0
$\begingroup$

(i) A uniform stretched string of length $L$, mass per unit length $\rho$ and tension $T=\rho c^2$ is fixed at both ends. The motion of the string is resisted by the surrounding medium, the resistive force per unit length being $−2\mu \rho\dot y$ where $y(x,t)$ is the transverse displacement and $\dot y=\frac{\partial y}{\partial t}$. Show that the equation of motion of the string is $$\frac{\partial^2 y}{\partial t^2}+2\mu \frac{\partial y}{\partial t}=c^2\frac{\partial^2 y}{\partial x^2}$$ Find $y(x,t)$ if $\mu =\pi c /L$, $y(x,0)=d\sin(\pi x/L)$ and $\dot y(x,0)=0$

(ii) If an extra transverse force $F\sin(\pi x/L)\cos(\pi ct/L)$ per unit length acts on the string, find the resulting forced oscillation.

So the first part is quite straight forward, I got an answer in terms of fourier series, but I'm clueless when it comes to (ii). After some thought, I arrived at $\frac{\partial^2 y}{\partial t^2}+2\mu \frac{\partial y}{\partial t}=c^2 \frac{\partial^2 y}{\partial x^2}+\frac{F}{\rho}\sin(\frac{\pi x}{L})\cos(\frac{\pi c t}{L})$, but not sure how you can go from there, or if it's the right way.

$\endgroup$
  • 1
    $\begingroup$ For (ii) look at the derivation of the wave-equation on a string. Where you consider the transverse force (due to the string tension) you add the extra transverse force to get a modified wave-equation. Should be equivalent to something like adding $\frac{F}{\rho}\sin(\pi x/L)\cos(\pi ct/L)$ on the right hand side on the equation you got. $\endgroup$ – Winther Jul 19 '18 at 10:28
2
$\begingroup$

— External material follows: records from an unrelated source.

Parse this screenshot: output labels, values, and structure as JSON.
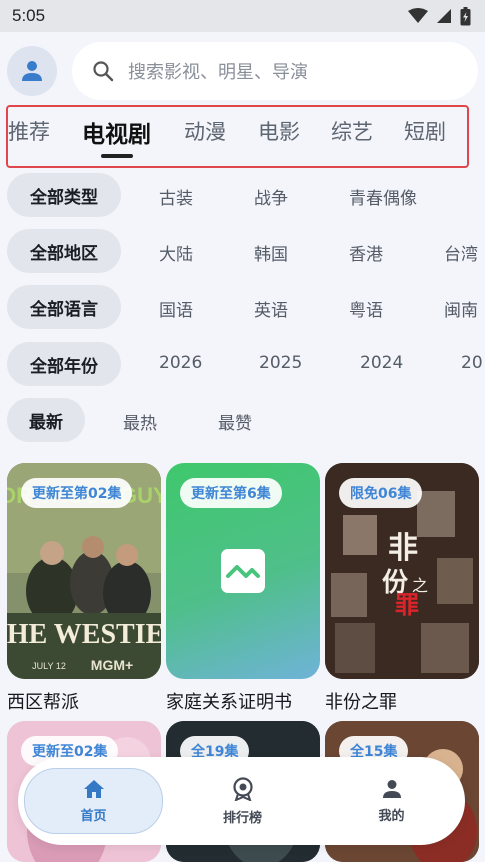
{
  "status_bar": {
    "time": "5:05"
  },
  "search": {
    "placeholder": "搜索影视、明星、导演"
  },
  "tabs": [
    {
      "label": "推荐"
    },
    {
      "label": "电视剧",
      "active": true
    },
    {
      "label": "动漫"
    },
    {
      "label": "电影"
    },
    {
      "label": "综艺"
    },
    {
      "label": "短剧"
    }
  ],
  "filters": {
    "type": {
      "label": "全部类型",
      "options": [
        "古装",
        "战争",
        "青春偶像"
      ]
    },
    "region": {
      "label": "全部地区",
      "options": [
        "大陆",
        "韩国",
        "香港",
        "台湾"
      ]
    },
    "language": {
      "label": "全部语言",
      "options": [
        "国语",
        "英语",
        "粤语",
        "闽南"
      ]
    },
    "year": {
      "label": "全部年份",
      "options": [
        "2026",
        "2025",
        "2024",
        "20"
      ]
    },
    "sort": {
      "label": "最新",
      "options": [
        "最热",
        "最赞"
      ]
    }
  },
  "cards": [
    {
      "badge": "更新至第02集",
      "title": "西区帮派",
      "poster_text": [
        "FOR THOSE GUYS",
        "THE WESTIES",
        "JULY 12",
        "MGM+"
      ]
    },
    {
      "badge": "更新至第6集",
      "title": "家庭关系证明书"
    },
    {
      "badge": "限免06集",
      "title": "非份之罪",
      "poster_text": [
        "非",
        "份",
        "之",
        "罪"
      ]
    },
    {
      "badge": "更新至02集",
      "title": ""
    },
    {
      "badge": "全19集",
      "title": ""
    },
    {
      "badge": "全15集",
      "title": ""
    }
  ],
  "bottom_nav": [
    {
      "label": "首页",
      "icon": "home-icon",
      "active": true
    },
    {
      "label": "排行榜",
      "icon": "ranking-icon"
    },
    {
      "label": "我的",
      "icon": "profile-icon"
    }
  ],
  "colors": {
    "accent": "#3f86d6",
    "highlight_box": "#e0474c",
    "background": "#f3f5fb"
  }
}
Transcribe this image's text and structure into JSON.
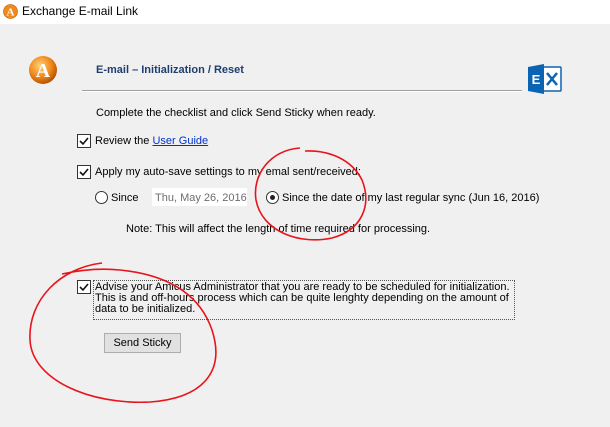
{
  "window": {
    "title": "Exchange E-mail Link"
  },
  "header": {
    "title": "E-mail – Initialization / Reset"
  },
  "instructions": "Complete the checklist and click Send Sticky when ready.",
  "checklist": {
    "review": {
      "prefix": "Review the ",
      "link_text": "User Guide",
      "checked": true
    },
    "autosave": {
      "label": "Apply my auto-save settings to my emal sent/received:",
      "checked": true
    },
    "since_radio": {
      "label": "Since",
      "selected": false
    },
    "since_date": {
      "value": "Thu, May 26, 2016"
    },
    "last_sync_radio": {
      "label": "Since the date of my last regular sync (Jun 16, 2016)",
      "selected": true
    },
    "note": "Note: This will affect the length of time required for processing.",
    "advise": {
      "text": "Advise your Amicus Administrator that you are ready to be scheduled for initialization. This is and off-hours process which can be quite lenghty depending on the amount of data to be initialized.",
      "checked": true
    }
  },
  "buttons": {
    "send_sticky": "Send Sticky"
  },
  "colors": {
    "annotation": "#e8141c",
    "header_text": "#1e3f6e",
    "link": "#0033cc",
    "exchange_blue": "#0a64b4",
    "amicus_orange": "#f08a1c"
  },
  "icons": {
    "app": "amicus-a-icon",
    "exchange": "exchange-logo-icon",
    "check": "checkmark-icon"
  }
}
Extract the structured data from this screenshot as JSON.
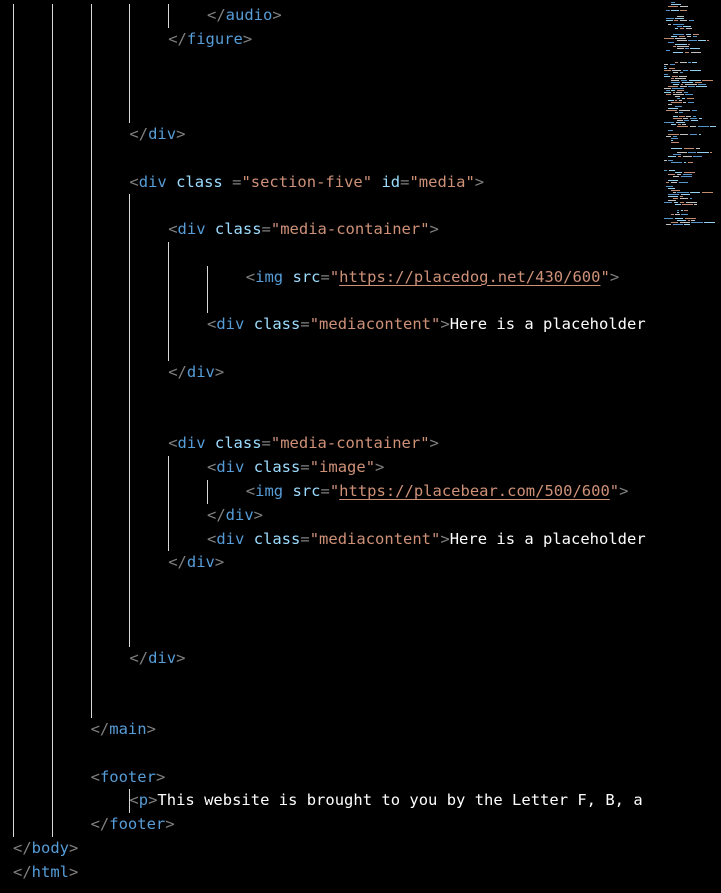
{
  "editor": {
    "lines": [
      {
        "indent": 5,
        "tokens": [
          {
            "t": "punct",
            "v": "</"
          },
          {
            "t": "tag",
            "v": "audio"
          },
          {
            "t": "punct",
            "v": ">"
          }
        ]
      },
      {
        "indent": 4,
        "tokens": [
          {
            "t": "punct",
            "v": "</"
          },
          {
            "t": "tag",
            "v": "figure"
          },
          {
            "t": "punct",
            "v": ">"
          }
        ]
      },
      {
        "indent": 0,
        "tokens": []
      },
      {
        "indent": 0,
        "tokens": []
      },
      {
        "indent": 0,
        "tokens": []
      },
      {
        "indent": 3,
        "tokens": [
          {
            "t": "punct",
            "v": "</"
          },
          {
            "t": "tag",
            "v": "div"
          },
          {
            "t": "punct",
            "v": ">"
          }
        ]
      },
      {
        "indent": 0,
        "tokens": []
      },
      {
        "indent": 3,
        "tokens": [
          {
            "t": "punct",
            "v": "<"
          },
          {
            "t": "tag",
            "v": "div"
          },
          {
            "t": "text",
            "v": " "
          },
          {
            "t": "attr",
            "v": "class"
          },
          {
            "t": "text",
            "v": " "
          },
          {
            "t": "punct",
            "v": "="
          },
          {
            "t": "string",
            "v": "\"section-five\""
          },
          {
            "t": "text",
            "v": " "
          },
          {
            "t": "attr",
            "v": "id"
          },
          {
            "t": "punct",
            "v": "="
          },
          {
            "t": "string",
            "v": "\"media\""
          },
          {
            "t": "punct",
            "v": ">"
          }
        ]
      },
      {
        "indent": 0,
        "tokens": []
      },
      {
        "indent": 4,
        "tokens": [
          {
            "t": "punct",
            "v": "<"
          },
          {
            "t": "tag",
            "v": "div"
          },
          {
            "t": "text",
            "v": " "
          },
          {
            "t": "attr",
            "v": "class"
          },
          {
            "t": "punct",
            "v": "="
          },
          {
            "t": "string",
            "v": "\"media-container\""
          },
          {
            "t": "punct",
            "v": ">"
          }
        ]
      },
      {
        "indent": 0,
        "tokens": []
      },
      {
        "indent": 6,
        "tokens": [
          {
            "t": "punct",
            "v": "<"
          },
          {
            "t": "tag",
            "v": "img"
          },
          {
            "t": "text",
            "v": " "
          },
          {
            "t": "attr",
            "v": "src"
          },
          {
            "t": "punct",
            "v": "="
          },
          {
            "t": "string",
            "v": "\""
          },
          {
            "t": "link",
            "v": "https://placedog.net/430/600"
          },
          {
            "t": "string",
            "v": "\""
          },
          {
            "t": "punct",
            "v": ">"
          }
        ]
      },
      {
        "indent": 0,
        "tokens": []
      },
      {
        "indent": 5,
        "tokens": [
          {
            "t": "punct",
            "v": "<"
          },
          {
            "t": "tag",
            "v": "div"
          },
          {
            "t": "text",
            "v": " "
          },
          {
            "t": "attr",
            "v": "class"
          },
          {
            "t": "punct",
            "v": "="
          },
          {
            "t": "string",
            "v": "\"mediacontent\""
          },
          {
            "t": "punct",
            "v": ">"
          },
          {
            "t": "text",
            "v": "Here is a placeholder"
          }
        ]
      },
      {
        "indent": 0,
        "tokens": []
      },
      {
        "indent": 4,
        "tokens": [
          {
            "t": "punct",
            "v": "</"
          },
          {
            "t": "tag",
            "v": "div"
          },
          {
            "t": "punct",
            "v": ">"
          }
        ]
      },
      {
        "indent": 0,
        "tokens": []
      },
      {
        "indent": 0,
        "tokens": []
      },
      {
        "indent": 4,
        "tokens": [
          {
            "t": "punct",
            "v": "<"
          },
          {
            "t": "tag",
            "v": "div"
          },
          {
            "t": "text",
            "v": " "
          },
          {
            "t": "attr",
            "v": "class"
          },
          {
            "t": "punct",
            "v": "="
          },
          {
            "t": "string",
            "v": "\"media-container\""
          },
          {
            "t": "punct",
            "v": ">"
          }
        ]
      },
      {
        "indent": 5,
        "tokens": [
          {
            "t": "punct",
            "v": "<"
          },
          {
            "t": "tag",
            "v": "div"
          },
          {
            "t": "text",
            "v": " "
          },
          {
            "t": "attr",
            "v": "class"
          },
          {
            "t": "punct",
            "v": "="
          },
          {
            "t": "string",
            "v": "\"image\""
          },
          {
            "t": "punct",
            "v": ">"
          }
        ]
      },
      {
        "indent": 6,
        "tokens": [
          {
            "t": "punct",
            "v": "<"
          },
          {
            "t": "tag",
            "v": "img"
          },
          {
            "t": "text",
            "v": " "
          },
          {
            "t": "attr",
            "v": "src"
          },
          {
            "t": "punct",
            "v": "="
          },
          {
            "t": "string",
            "v": "\""
          },
          {
            "t": "link",
            "v": "https://placebear.com/500/600"
          },
          {
            "t": "string",
            "v": "\""
          },
          {
            "t": "punct",
            "v": ">"
          }
        ]
      },
      {
        "indent": 5,
        "tokens": [
          {
            "t": "punct",
            "v": "</"
          },
          {
            "t": "tag",
            "v": "div"
          },
          {
            "t": "punct",
            "v": ">"
          }
        ]
      },
      {
        "indent": 5,
        "tokens": [
          {
            "t": "punct",
            "v": "<"
          },
          {
            "t": "tag",
            "v": "div"
          },
          {
            "t": "text",
            "v": " "
          },
          {
            "t": "attr",
            "v": "class"
          },
          {
            "t": "punct",
            "v": "="
          },
          {
            "t": "string",
            "v": "\"mediacontent\""
          },
          {
            "t": "punct",
            "v": ">"
          },
          {
            "t": "text",
            "v": "Here is a placeholder"
          }
        ]
      },
      {
        "indent": 4,
        "tokens": [
          {
            "t": "punct",
            "v": "</"
          },
          {
            "t": "tag",
            "v": "div"
          },
          {
            "t": "punct",
            "v": ">"
          }
        ]
      },
      {
        "indent": 0,
        "tokens": []
      },
      {
        "indent": 0,
        "tokens": []
      },
      {
        "indent": 0,
        "tokens": []
      },
      {
        "indent": 3,
        "tokens": [
          {
            "t": "punct",
            "v": "</"
          },
          {
            "t": "tag",
            "v": "div"
          },
          {
            "t": "punct",
            "v": ">"
          }
        ]
      },
      {
        "indent": 0,
        "tokens": []
      },
      {
        "indent": 0,
        "tokens": []
      },
      {
        "indent": 2,
        "tokens": [
          {
            "t": "punct",
            "v": "</"
          },
          {
            "t": "tag",
            "v": "main"
          },
          {
            "t": "punct",
            "v": ">"
          }
        ]
      },
      {
        "indent": 0,
        "tokens": []
      },
      {
        "indent": 2,
        "tokens": [
          {
            "t": "punct",
            "v": "<"
          },
          {
            "t": "tag",
            "v": "footer"
          },
          {
            "t": "punct",
            "v": ">"
          }
        ]
      },
      {
        "indent": 3,
        "tokens": [
          {
            "t": "punct",
            "v": "<"
          },
          {
            "t": "tag",
            "v": "p"
          },
          {
            "t": "punct",
            "v": ">"
          },
          {
            "t": "text",
            "v": "This website is brought to you by the Letter F, B, a"
          }
        ]
      },
      {
        "indent": 2,
        "tokens": [
          {
            "t": "punct",
            "v": "</"
          },
          {
            "t": "tag",
            "v": "footer"
          },
          {
            "t": "punct",
            "v": ">"
          }
        ]
      },
      {
        "indent": 0,
        "tokens": [
          {
            "t": "punct",
            "v": "</"
          },
          {
            "t": "tag",
            "v": "body"
          },
          {
            "t": "punct",
            "v": ">"
          }
        ]
      },
      {
        "indent": 0,
        "tokens": [
          {
            "t": "punct",
            "v": "</"
          },
          {
            "t": "tag",
            "v": "html"
          },
          {
            "t": "punct",
            "v": ">"
          }
        ]
      }
    ]
  },
  "colors": {
    "background": "#000000",
    "tag": "#569cd6",
    "bracket": "#808080",
    "attribute": "#9cdcfe",
    "string": "#ce9178",
    "text": "#ffffff",
    "indent_guide": "#d8d8d8"
  }
}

The fixed ends imply Dirichlet boundary conditions, i.e.

$$ y(0,t) = y(L,t) = 0 $$

Thus you can write the solution in series form as

$$ y(x,t) = \sum_{n=1}^\infty y_n(t)\sin\left(\frac{n\pi x}{L}\right) \tag{*} $$

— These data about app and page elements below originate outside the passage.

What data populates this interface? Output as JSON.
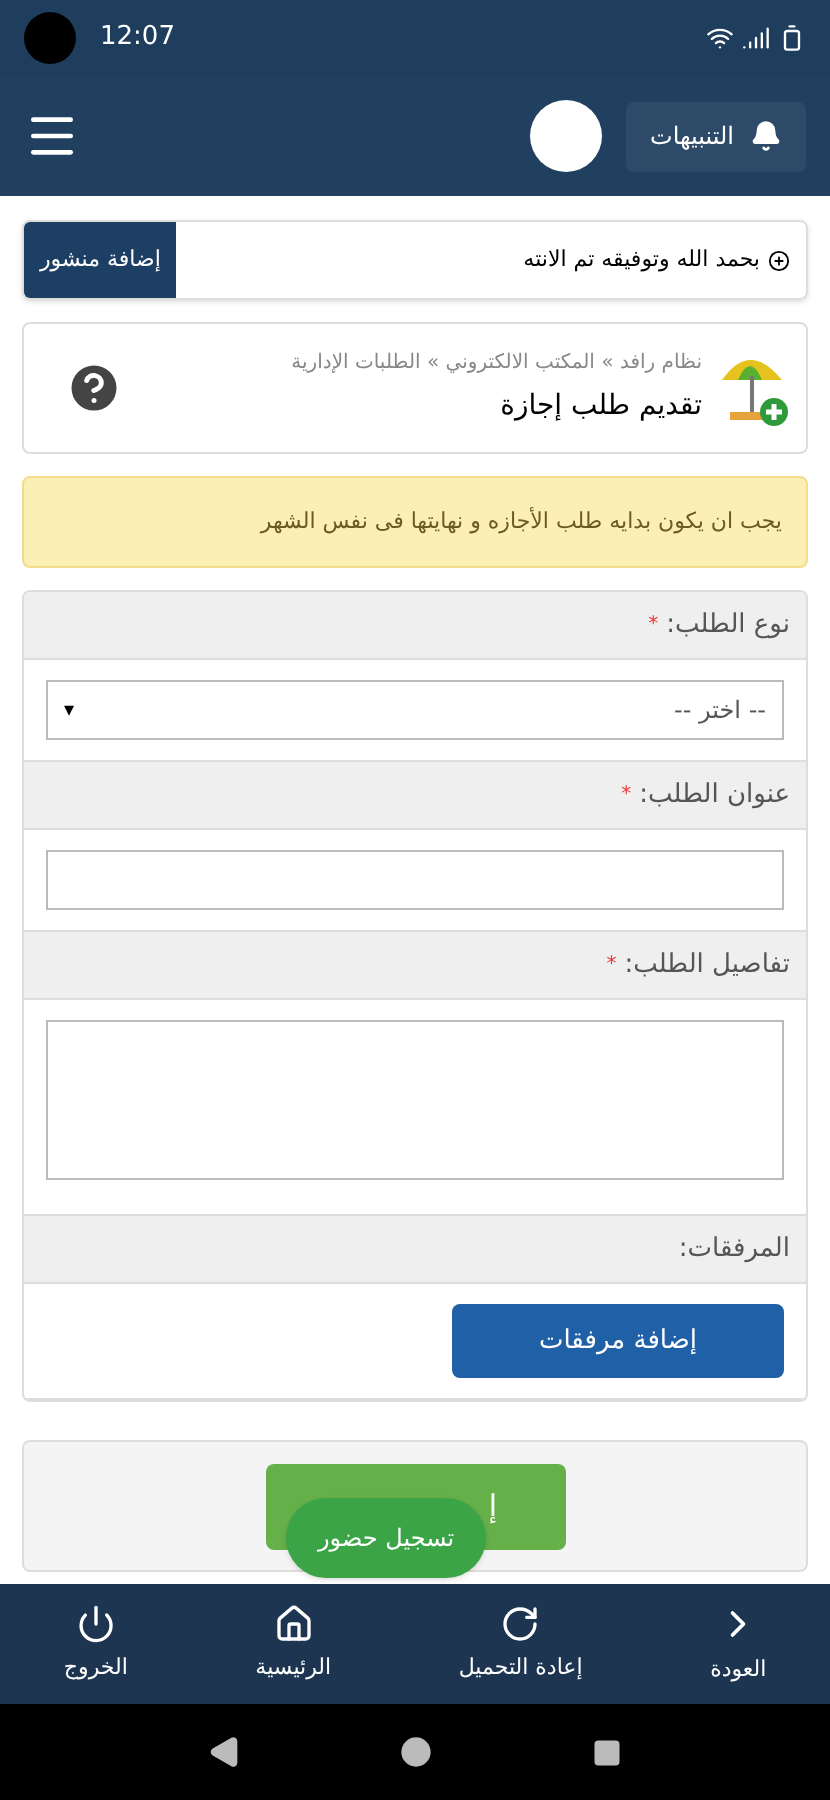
{
  "status_bar": {
    "time": "12:07"
  },
  "header": {
    "notifications": "التنبيهات"
  },
  "ticker": {
    "text": "بحمد الله وتوفيقه تم الانته",
    "button": "إضافة منشور"
  },
  "breadcrumb": {
    "items": [
      "نظام رافد",
      "المكتب الالكتروني",
      "الطلبات الإدارية"
    ],
    "separator": "»",
    "title": "تقديم طلب إجازة"
  },
  "alert": "يجب ان يكون بدايه طلب الأجازه و نهايتها فى نفس الشهر",
  "form": {
    "fields": [
      {
        "kind": "select",
        "label": "نوع الطلب:",
        "required_mark": "*",
        "value": "-- اختر --",
        "arrow": "▾"
      },
      {
        "kind": "text",
        "label": "عنوان الطلب:",
        "required_mark": "*"
      },
      {
        "kind": "textarea",
        "label": "تفاصيل الطلب:",
        "required_mark": "*"
      },
      {
        "kind": "attachments",
        "label": "المرفقات:",
        "button": "إضافة مرفقات"
      }
    ]
  },
  "submit": {
    "label": "إ"
  },
  "floating_button": "تسجيل حضور",
  "bottom_nav": [
    {
      "kind": "back",
      "label": "العودة"
    },
    {
      "kind": "reload",
      "label": "إعادة التحميل"
    },
    {
      "kind": "home",
      "label": "الرئيسية"
    },
    {
      "kind": "logout",
      "label": "الخروج"
    }
  ]
}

Plugging the above form into the equation gives

$$ {y_n}'' + \frac{2\pi c}{L} {y_n}' + \frac{n^2c^2\pi^2}{L^2}y_n = 0 $$

The characteristic equation has roots

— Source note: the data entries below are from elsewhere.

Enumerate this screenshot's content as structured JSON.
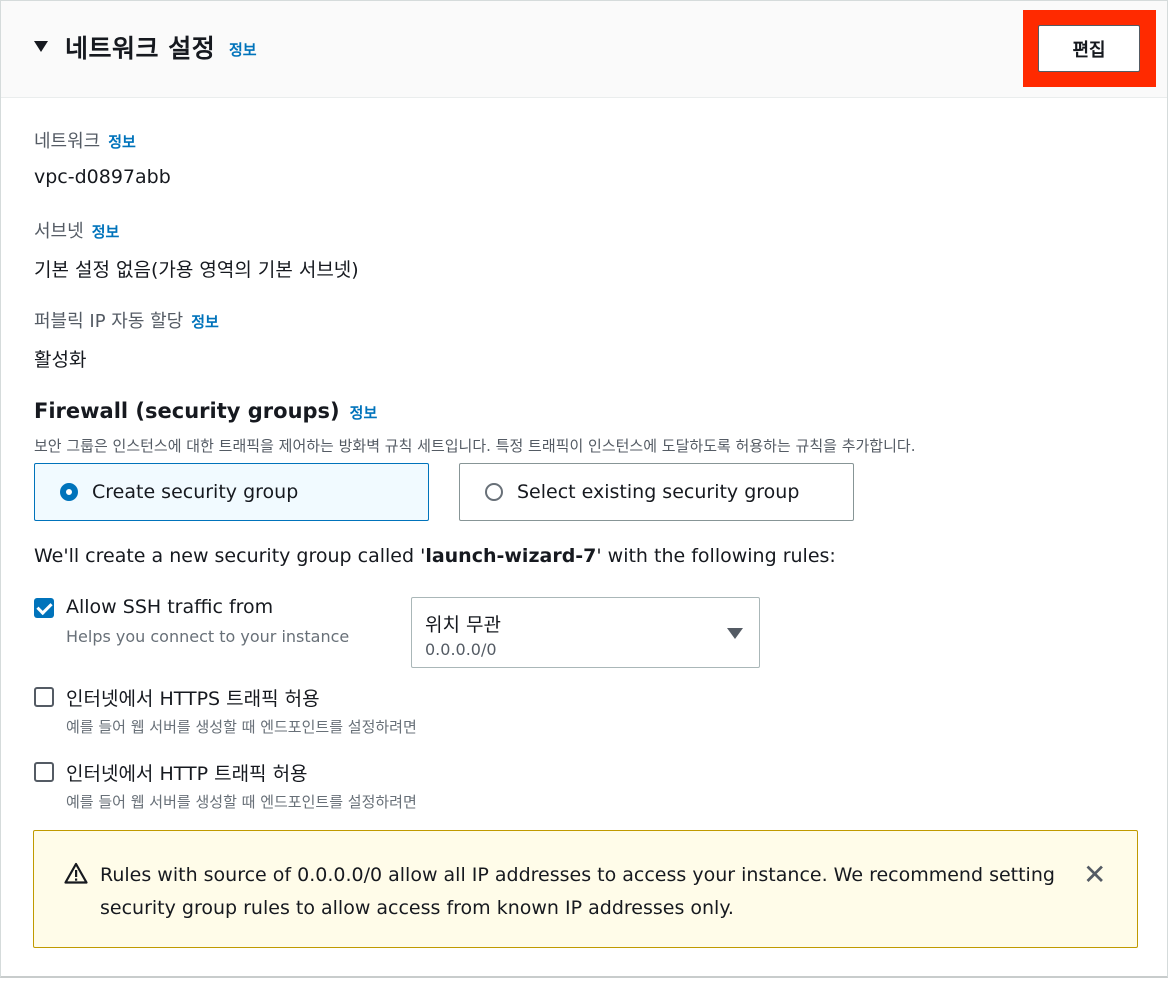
{
  "header": {
    "title": "네트워크 설정",
    "info": "정보",
    "edit_label": "편집"
  },
  "network": {
    "label": "네트워크",
    "info": "정보",
    "value": "vpc-d0897abb"
  },
  "subnet": {
    "label": "서브넷",
    "info": "정보",
    "value": "기본 설정 없음(가용 영역의 기본 서브넷)"
  },
  "public_ip": {
    "label": "퍼블릭 IP 자동 할당",
    "info": "정보",
    "value": "활성화"
  },
  "firewall": {
    "title": "Firewall (security groups)",
    "info": "정보",
    "description": "보안 그룹은 인스턴스에 대한 트래픽을 제어하는 방화벽 규칙 세트입니다. 특정 트래픽이 인스턴스에 도달하도록 허용하는 규칙을 추가합니다.",
    "options": [
      {
        "label": "Create security group",
        "selected": true
      },
      {
        "label": "Select existing security group",
        "selected": false
      }
    ],
    "create_note_prefix": "We'll create a new security group called '",
    "create_note_name": "launch-wizard-7",
    "create_note_suffix": "' with the following rules:"
  },
  "rules": [
    {
      "label": "Allow SSH traffic from",
      "hint": "Helps you connect to your instance",
      "checked": true
    },
    {
      "label": "인터넷에서 HTTPS 트래픽 허용",
      "hint": "예를 들어 웹 서버를 생성할 때 엔드포인트를 설정하려면",
      "checked": false
    },
    {
      "label": "인터넷에서 HTTP 트래픽 허용",
      "hint": "예를 들어 웹 서버를 생성할 때 엔드포인트를 설정하려면",
      "checked": false
    }
  ],
  "ssh_source": {
    "selected": "위치 무관",
    "sub": "0.0.0.0/0"
  },
  "alert": {
    "text": "Rules with source of 0.0.0.0/0 allow all IP addresses to access your instance. We recommend setting security group rules to allow access from known IP addresses only.",
    "close_glyph": "✕"
  },
  "colors": {
    "accent": "#0073bb",
    "highlight": "#ff2a00",
    "warning_bg": "#fffce9",
    "warning_border": "#c09a00"
  }
}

$$ r = -\frac{\pi c}{L} \pm i \frac{\pi c}{L}\sqrt{n^2-1} $$

The inital condition only includes the first eigenmode, so you can safely assume $y_n(t)= 0$ for $n > 1$. This leaves

$$ y_1(t) = (a_1 + b_1 t)e^{-\frac{\pi c }{L}t} $$

with $y_1(0) = d$ and ${y_1}'(0) = 0$


For the second part, you can start the same way, by assuming a series solution as in $(*)$. But this time, the equation for the first eigenmode contains the forcing term

$$ {y_1}'' + \frac{2\pi c}{L} {y_1}' + \frac{c^2\pi^2}{L^2}y_1 = \frac{F}{\rho}\cos\left(\frac{\pi ct}{L}\right) $$

you can solve this ODE using undetermined coefficients. Start by guessing a particular solution

$$ y_p = A\cos\left(\frac{\pi ct}{L}\right) + B\sin\left(\frac{\pi ct}{L}\right) $$

I trust that you can do the rest.

$\endgroup$
0
$\begingroup$

Hint

$$F\sin\left(\frac{\pi x}{L}\right)\cos\left(\frac{\pi c t}{L}\right) = \delta_{n1}\delta_{m1}F\sin\left(\frac{n\pi x}{L}\right)\cos\left(\frac{m\pi c t}{L}\right)$$ where $\delta_{ij}$ is the Kroneker delta defined as follows $$\delta_{ij}=\left\{\begin{matrix}1&\text{if }i=j\\0&\text{if }i\neq j\end{matrix}\right.$$

And note that $$\cos\left(\frac{m\pi c t}{L}\right)=1\;\;\forall m\;\;\;\text{when }t=0$$

I what to add that the equation you get by solving with the Fourier series method is quite ugly but somewhat standard and can be solved by means of Fourier transform

$\endgroup$

Your Answer

By clicking “Post Your Answer”, you agree to our terms of service, privacy policy and cookie policy

Not the answer you're looking for? Browse other questions tagged or ask your own question.